Last year 9point8 teased two extra long droppers, 175mm and 200mm models. At the time, those were almost unheard of and the Canadian brand was unsure of demand. There are now a few brands with offerings in the 170mm range, so 9point8 has now gone into production with both the 175 and 200mm models.
At Interbike, they were also showing two new prototypes. The first was a 34.9mm version of their existing post for bikes such as the Evil Wreckoning and new Specialized Enduro. This post will be available in every length drop (including 200mm), as well as custom lengths in between.
9Point8 is close to releasing an externally routed version of their post. It uses a similar mechanism as their regular Fall Line, except the internals are housed in a small box on the exterior of the post. While it may not be the most aesthetically pleasing, it does make a 27.2 version possible.
9Point8 is also developing an externally routed version of the popular Fall Line post which is compatible with older frames and allows them to make a reliable 27.2 version. That's exciting news for anyone with a cross bike or older hardtail.
To learn more, visit www.9point8.ca.
Rohloff's internally geared hubs are expensive, but the legendary reliability makes them ideal for adventuring into remote places.
In the world of internally geared hubs, Rohloff is king. Their products are not cheap, but they're bulletproof. As a result, they're often the drivetrain of choice for riders setting off on around the world adventures.
The one issue that some customers had with the hubs is that the threaded sprockets were difficult to remove in remote locations. To make things easier, the German manufacturer has launched a new splined version that uses a snap ring to hold the sprocket in place.
The carbon belt drive hub will also use the new sprocket system, but the belt line will remain the same.
The new carrier still threads on, so it's retrofittable onto older hubs. The one caveat is the new system pushes the chain line out by 3mm, so it may cause clearance issues on bikes where the chain goes through the frame or with certain chain cases. Rohloff has more details on their website.

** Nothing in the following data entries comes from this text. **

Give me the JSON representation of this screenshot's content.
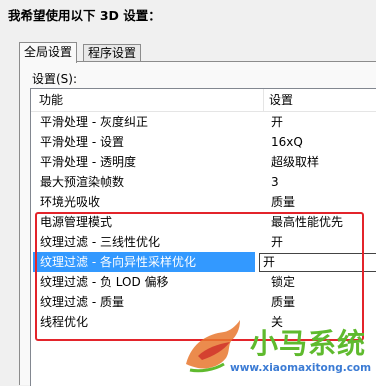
{
  "heading": "我希望使用以下 3D 设置：",
  "tabs": [
    {
      "label": "全局设置",
      "active": true
    },
    {
      "label": "程序设置",
      "active": false
    }
  ],
  "settings_label": "设置(S):",
  "columns": {
    "feature": "功能",
    "setting": "设置"
  },
  "rows": [
    {
      "feature": "平滑处理 - 灰度纠正",
      "value": "开"
    },
    {
      "feature": "平滑处理 - 设置",
      "value": "16xQ"
    },
    {
      "feature": "平滑处理 - 透明度",
      "value": "超级取样"
    },
    {
      "feature": "最大预渲染帧数",
      "value": "3"
    },
    {
      "feature": "环境光吸收",
      "value": "质量"
    },
    {
      "feature": "电源管理模式",
      "value": "最高性能优先"
    },
    {
      "feature": "纹理过滤 - 三线性优化",
      "value": "开"
    },
    {
      "feature": "纹理过滤 - 各向异性采样优化",
      "value": "开",
      "selected": true
    },
    {
      "feature": "纹理过滤 - 负 LOD 偏移",
      "value": "锁定"
    },
    {
      "feature": "纹理过滤 - 质量",
      "value": "质量"
    },
    {
      "feature": "线程优化",
      "value": "关"
    }
  ],
  "watermark": {
    "brand": "小马系统",
    "url": "www.xiaomaxitong.com"
  },
  "colors": {
    "selection": "#3399ff",
    "highlight_border": "#e3242b",
    "watermark_green": "#5fba2e",
    "watermark_blue": "#3b7bd4"
  }
}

The Rohloff sprockets are designed to work best with derailleur chains. While single speeds are strong and cheap, they're don't last as long.
The sprockets are available in sizes 13-19 and 21. The smallest will retail for $53 and prices go up incrementally from there. Upgrading an existing hub to the new system will initially be more expensive than simply buying a threaded sprocket, but cheaper in the long run due to the lower prices on the new sprockets.
To learn more, visit www.rohloff.de.
Modern suspension forks use very little suspension fluid, so this 16oz serving should last most mechanics a few seasons.
Maxima was showcasing a new suspension fluid specifically designed for MTB usage. Their previous products were designed for power sports, which have different needs.
If you're still running an older fork with an open bath system, you might want to check out the gallon sized offerings.
The fluid is designed for use in both forks and shocks is available by the pint for $13. A gallon of the stuff retails for $90. It comes in 3,5,7 and 10 weight.
To learn more, visit www.maximausa.com.
This article is part of Mtbr's coverage of the 2016 Interbike trade show in Las Vegas. For more from Interbike CLICK HERE.